Sometimes Christians read 1 Peter 3:7 and come to the wrong conclusion that women are inferior to men in many ways. Sometimes people read Peter’s phrase “the weaker vessel” and take it out of context while forgetting so much other biblical teaching about women. This makes some Christians believe all women are always weaker than men physically, intellectually, morally, etc.
This thinking, however, is not biblical. In fact, the prevalent view of secular Greco-Roman culture in Paul’s day was that women were inferior to men in every way. Some Jewish teachers also said similar things about women. But if you think biblically about Peter’s phrase in 1 Peter 3:7, it becomes evident that the phrase “weaker vessel” is a generalization.

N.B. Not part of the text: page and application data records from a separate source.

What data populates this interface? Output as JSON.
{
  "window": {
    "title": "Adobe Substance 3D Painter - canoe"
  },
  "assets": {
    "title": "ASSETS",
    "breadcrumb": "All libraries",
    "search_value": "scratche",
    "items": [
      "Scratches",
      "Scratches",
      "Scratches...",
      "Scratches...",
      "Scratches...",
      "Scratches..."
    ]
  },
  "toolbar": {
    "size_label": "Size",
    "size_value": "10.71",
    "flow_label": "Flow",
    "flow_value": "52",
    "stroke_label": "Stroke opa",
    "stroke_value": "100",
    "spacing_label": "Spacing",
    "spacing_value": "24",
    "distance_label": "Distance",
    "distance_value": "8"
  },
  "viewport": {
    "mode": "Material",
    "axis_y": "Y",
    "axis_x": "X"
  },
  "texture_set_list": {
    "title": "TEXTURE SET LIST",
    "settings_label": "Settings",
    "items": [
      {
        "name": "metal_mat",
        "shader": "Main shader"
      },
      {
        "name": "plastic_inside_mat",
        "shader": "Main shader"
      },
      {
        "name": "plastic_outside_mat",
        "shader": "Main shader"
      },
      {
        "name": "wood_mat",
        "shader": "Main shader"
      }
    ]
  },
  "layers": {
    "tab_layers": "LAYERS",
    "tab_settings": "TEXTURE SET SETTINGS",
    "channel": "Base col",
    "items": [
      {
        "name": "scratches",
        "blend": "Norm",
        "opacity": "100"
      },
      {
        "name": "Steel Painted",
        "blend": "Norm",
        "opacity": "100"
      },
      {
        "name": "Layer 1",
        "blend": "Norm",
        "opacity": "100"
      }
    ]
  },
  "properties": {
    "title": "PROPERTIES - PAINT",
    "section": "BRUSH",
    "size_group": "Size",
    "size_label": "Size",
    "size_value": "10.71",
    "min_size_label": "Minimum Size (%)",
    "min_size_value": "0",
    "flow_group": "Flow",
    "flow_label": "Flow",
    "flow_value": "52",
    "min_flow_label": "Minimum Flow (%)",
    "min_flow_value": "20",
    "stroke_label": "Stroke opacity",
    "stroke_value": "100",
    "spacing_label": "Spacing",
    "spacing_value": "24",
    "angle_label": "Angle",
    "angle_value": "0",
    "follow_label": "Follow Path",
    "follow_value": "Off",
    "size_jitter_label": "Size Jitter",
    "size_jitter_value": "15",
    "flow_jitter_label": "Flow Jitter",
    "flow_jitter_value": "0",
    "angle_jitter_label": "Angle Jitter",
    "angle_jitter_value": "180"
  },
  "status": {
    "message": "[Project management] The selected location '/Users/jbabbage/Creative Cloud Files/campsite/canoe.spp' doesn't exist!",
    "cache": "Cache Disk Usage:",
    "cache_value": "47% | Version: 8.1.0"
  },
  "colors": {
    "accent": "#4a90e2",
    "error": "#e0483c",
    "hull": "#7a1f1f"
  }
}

Typically, women are not as physically strong as men. Men’s bodies are different than women’s bodies. But Peter doesn’t say that all women are weak and he isn’t saying that women are less intelligent or inferior in morality. In fact, I know women who are stronger and smarter than me in various ways.
We might think about the Proverbs 31 woman. She is quite tough! She dresses herself with strength and makes her arms strong (31:17). The theme of her strength is repeated in 31:25: “She is clothed with strength and honor” (NET). This woman is a strong and hard working woman who speaks with wise intelligence. The song of Deborah in Judges 5 also highlights the prophetess as a protector of Israel. In this song Jael is also praised for how she brilliantly and courageously killed Sisera. Abagail is another example of female courage and wisdom. She bravely stepped in front of David when he was raging in anger as he attempted to kill the fool Nabal. She then gave David wise counsel that prevented David from murder. David later praised God for her and praised her for her good judgment (1 Sam. 25:32-33). Or think about the woman from Abel-Beth-Maacah in northern Israel during David’s reign. Joab was bent on destroying the city to kill the scoundrel Sheba. But a “peaceful” and “wise” leading woman of the city bravely talked Joab down and saved the city from destruction. Everyone there followed her wise counsel (2 Sam. 20:17-22). From a different angle, it’s important to note that when God calls his people to be strong and courageous (e.g. Ps. 31:24, 1 Cor 16:13) it’s not just a call for men. It’s a call for all who trust in the Lord – men and women, young and old!
There are other stories and places in Scripture that clearly show how women exemplify courage, wisdom, intelligence, and strength. We have to remember all those places in Scripture about women when we interpret the phrase “weaker vessel” in 1 Peter 3:7. This will help keep us from having an unbiblical view about women. Furthermore, don’t forget about the context of 1 Peter 3:7. Husbands are to “honor” their wives and be very understanding towards them because their wives are equally co-heirs of grace.
I like how Daniel Doriani puts it in his comments on 1 Peter 3:7. (Note: I’d kindly argue with this phrase below: “…no part of Christian tradition promotes it.”)
Peter simply means that women are, generally, physically weaker than men. There are many exceptions, but taken as a whole, men are larger and stronger than women. Some say that women are more vulnerable emotionally, although that is disputed, and in most societies women are economically dependent on their husbands. In Peter’s age, Jews and Greeks commonly also viewed women as being weaker morally and mentally. But Scripture never says that, and no part of Christian tradition promotes it.
On the contrary, a Christian husband must honor women, and especially his wife. Physically, she is probably weaker, but spiritually she is a joint heir of grace. At a minimum, husbands must never bully, threaten, or strike their wives, nor should they demean their wives for being weak or slow-footed. Marriage is a union of two weak and sinful people, even if we are weak and sinful in different ways.
Doriani, Daniel M. 1 Peter. Edited by Richard D. Phillips, Philip Graham Ryken, and Daniel M. Doriani. Reformed Expository Commentary. Phillipsburg, NJ: P&R Publishing, 2014.
Covenant Presbyterian Church (OPC)
Hammond, WI, 54015